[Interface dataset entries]
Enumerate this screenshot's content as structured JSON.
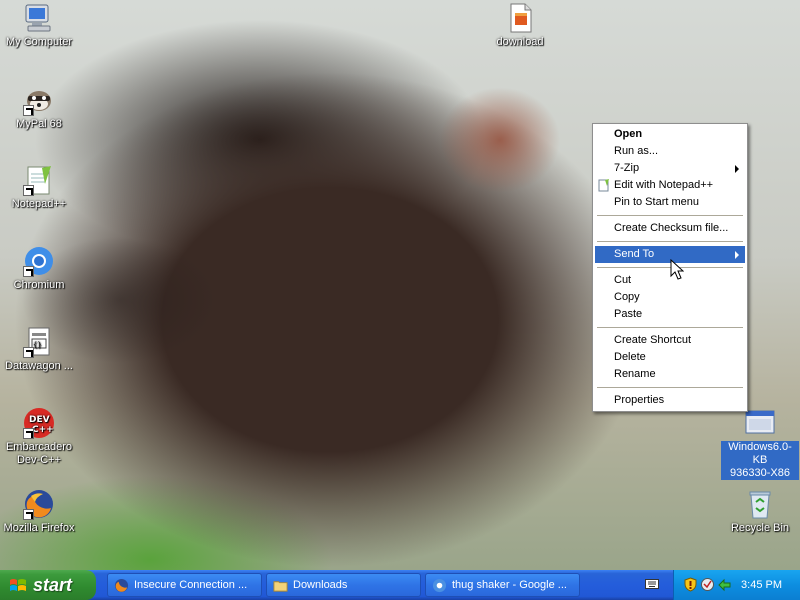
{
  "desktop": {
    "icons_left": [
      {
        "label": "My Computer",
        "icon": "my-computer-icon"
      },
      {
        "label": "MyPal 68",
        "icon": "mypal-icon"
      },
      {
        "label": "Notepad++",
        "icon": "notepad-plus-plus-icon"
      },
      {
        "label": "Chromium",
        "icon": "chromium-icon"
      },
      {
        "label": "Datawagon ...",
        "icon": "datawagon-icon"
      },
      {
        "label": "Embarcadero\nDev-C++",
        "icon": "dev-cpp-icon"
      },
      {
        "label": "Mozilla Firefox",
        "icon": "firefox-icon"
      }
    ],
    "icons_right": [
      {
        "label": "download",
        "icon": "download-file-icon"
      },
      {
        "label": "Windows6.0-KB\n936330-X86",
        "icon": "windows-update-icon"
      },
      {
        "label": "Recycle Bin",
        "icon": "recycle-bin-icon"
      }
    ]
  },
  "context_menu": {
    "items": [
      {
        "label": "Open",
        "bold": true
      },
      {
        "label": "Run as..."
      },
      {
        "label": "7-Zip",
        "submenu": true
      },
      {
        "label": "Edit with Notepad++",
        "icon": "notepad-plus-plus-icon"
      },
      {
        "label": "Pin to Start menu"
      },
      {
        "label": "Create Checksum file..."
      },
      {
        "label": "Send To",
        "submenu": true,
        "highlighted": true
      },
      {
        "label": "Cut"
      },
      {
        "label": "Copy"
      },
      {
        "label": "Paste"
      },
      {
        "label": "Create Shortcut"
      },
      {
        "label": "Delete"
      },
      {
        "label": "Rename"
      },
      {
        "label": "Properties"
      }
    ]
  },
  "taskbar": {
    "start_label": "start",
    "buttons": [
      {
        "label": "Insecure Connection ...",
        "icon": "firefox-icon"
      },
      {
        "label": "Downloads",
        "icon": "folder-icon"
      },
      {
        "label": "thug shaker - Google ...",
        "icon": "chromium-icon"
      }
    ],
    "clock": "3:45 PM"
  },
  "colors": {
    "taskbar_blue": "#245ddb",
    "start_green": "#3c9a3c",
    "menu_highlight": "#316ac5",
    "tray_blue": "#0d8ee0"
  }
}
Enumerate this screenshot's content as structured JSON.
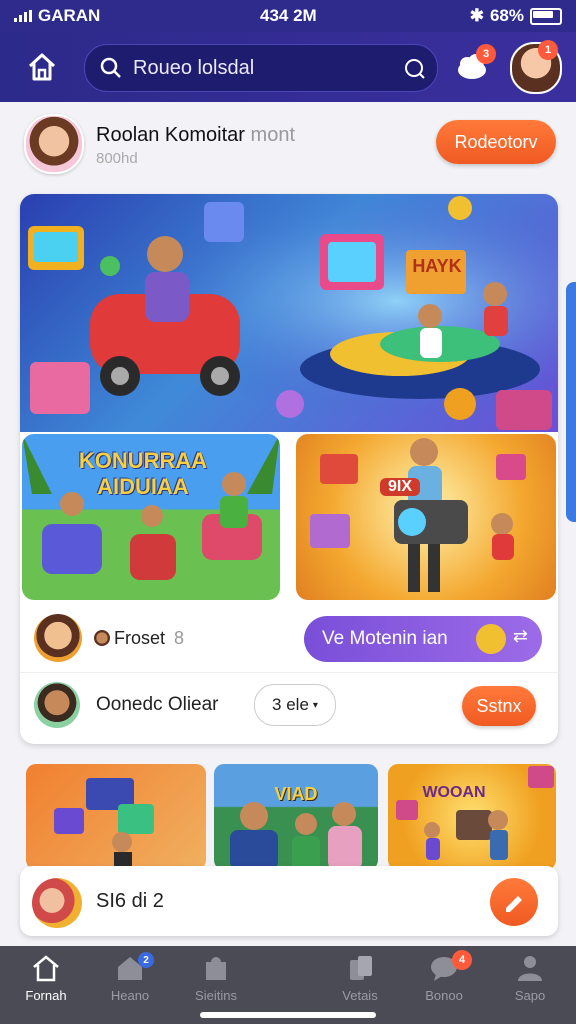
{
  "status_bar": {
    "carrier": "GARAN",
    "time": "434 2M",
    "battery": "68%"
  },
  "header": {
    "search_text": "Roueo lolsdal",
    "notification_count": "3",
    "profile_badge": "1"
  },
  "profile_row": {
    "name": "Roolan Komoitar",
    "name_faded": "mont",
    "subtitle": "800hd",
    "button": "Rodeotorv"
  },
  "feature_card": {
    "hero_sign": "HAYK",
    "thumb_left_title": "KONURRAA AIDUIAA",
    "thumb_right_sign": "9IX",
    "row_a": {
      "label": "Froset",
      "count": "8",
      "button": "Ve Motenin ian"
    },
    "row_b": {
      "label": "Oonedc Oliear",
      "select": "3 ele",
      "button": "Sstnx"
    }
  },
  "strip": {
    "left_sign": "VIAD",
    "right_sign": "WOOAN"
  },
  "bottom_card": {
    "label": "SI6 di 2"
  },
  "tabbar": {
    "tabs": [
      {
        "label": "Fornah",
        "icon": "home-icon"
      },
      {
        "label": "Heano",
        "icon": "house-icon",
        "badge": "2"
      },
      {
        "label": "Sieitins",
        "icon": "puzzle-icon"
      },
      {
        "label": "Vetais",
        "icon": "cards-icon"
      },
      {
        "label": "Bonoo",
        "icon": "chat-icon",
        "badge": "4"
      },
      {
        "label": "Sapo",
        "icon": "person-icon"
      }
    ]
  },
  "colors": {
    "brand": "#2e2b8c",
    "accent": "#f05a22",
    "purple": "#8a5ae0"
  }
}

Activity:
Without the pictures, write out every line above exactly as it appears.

Finished task:
Enumerate this screenshot's content as structured JSON.
{
  "desktop": {
    "icons_left": [
      {
        "label": "My Computer",
        "icon": "my-computer-icon"
      },
      {
        "label": "MyPal 68",
        "icon": "mypal-icon"
      },
      {
        "label": "Notepad++",
        "icon": "notepad-plus-plus-icon"
      },
      {
        "label": "Chromium",
        "icon": "chromium-icon"
      },
      {
        "label": "Datawagon ...",
        "icon": "datawagon-icon"
      },
      {
        "label": "Embarcadero\nDev-C++",
        "icon": "dev-cpp-icon"
      },
      {
        "label": "Mozilla Firefox",
        "icon": "firefox-icon"
      }
    ],
    "icons_right": [
      {
        "label": "download",
        "icon": "download-file-icon"
      },
      {
        "label": "Windows6.0-KB\n936330-X86",
        "icon": "windows-update-icon"
      },
      {
        "label": "Recycle Bin",
        "icon": "recycle-bin-icon"
      }
    ]
  },
  "context_menu": {
    "items": [
      {
        "label": "Open",
        "bold": true
      },
      {
        "label": "Run as..."
      },
      {
        "label": "7-Zip",
        "submenu": true
      },
      {
        "label": "Edit with Notepad++",
        "icon": "notepad-plus-plus-icon"
      },
      {
        "label": "Pin to Start menu"
      },
      {
        "label": "Create Checksum file..."
      },
      {
        "label": "Send To",
        "submenu": true,
        "highlighted": true
      },
      {
        "label": "Cut"
      },
      {
        "label": "Copy"
      },
      {
        "label": "Paste"
      },
      {
        "label": "Create Shortcut"
      },
      {
        "label": "Delete"
      },
      {
        "label": "Rename"
      },
      {
        "label": "Properties"
      }
    ]
  },
  "taskbar": {
    "start_label": "start",
    "buttons": [
      {
        "label": "Insecure Connection ...",
        "icon": "firefox-icon"
      },
      {
        "label": "Downloads",
        "icon": "folder-icon"
      },
      {
        "label": "thug shaker - Google ...",
        "icon": "chromium-icon"
      }
    ],
    "clock": "3:45 PM"
  },
  "colors": {
    "taskbar_blue": "#245ddb",
    "start_green": "#3c9a3c",
    "menu_highlight": "#316ac5",
    "tray_blue": "#0d8ee0"
  }
}
Enumerate this screenshot's content as structured JSON.
{
  "status_bar": {
    "carrier": "GARAN",
    "time": "434 2M",
    "battery": "68%"
  },
  "header": {
    "search_text": "Roueo lolsdal",
    "notification_count": "3",
    "profile_badge": "1"
  },
  "profile_row": {
    "name": "Roolan Komoitar",
    "name_faded": "mont",
    "subtitle": "800hd",
    "button": "Rodeotorv"
  },
  "feature_card": {
    "hero_sign": "HAYK",
    "thumb_left_title": "KONURRAA AIDUIAA",
    "thumb_right_sign": "9IX",
    "row_a": {
      "label": "Froset",
      "count": "8",
      "button": "Ve Motenin ian"
    },
    "row_b": {
      "label": "Oonedc Oliear",
      "select": "3 ele",
      "button": "Sstnx"
    }
  },
  "strip": {
    "left_sign": "VIAD",
    "right_sign": "WOOAN"
  },
  "bottom_card": {
    "label": "SI6 di 2"
  },
  "tabbar": {
    "tabs": [
      {
        "label": "Fornah",
        "icon": "home-icon"
      },
      {
        "label": "Heano",
        "icon": "house-icon",
        "badge": "2"
      },
      {
        "label": "Sieitins",
        "icon": "puzzle-icon"
      },
      {
        "label": "Vetais",
        "icon": "cards-icon"
      },
      {
        "label": "Bonoo",
        "icon": "chat-icon",
        "badge": "4"
      },
      {
        "label": "Sapo",
        "icon": "person-icon"
      }
    ]
  },
  "colors": {
    "brand": "#2e2b8c",
    "accent": "#f05a22",
    "purple": "#8a5ae0"
  }
}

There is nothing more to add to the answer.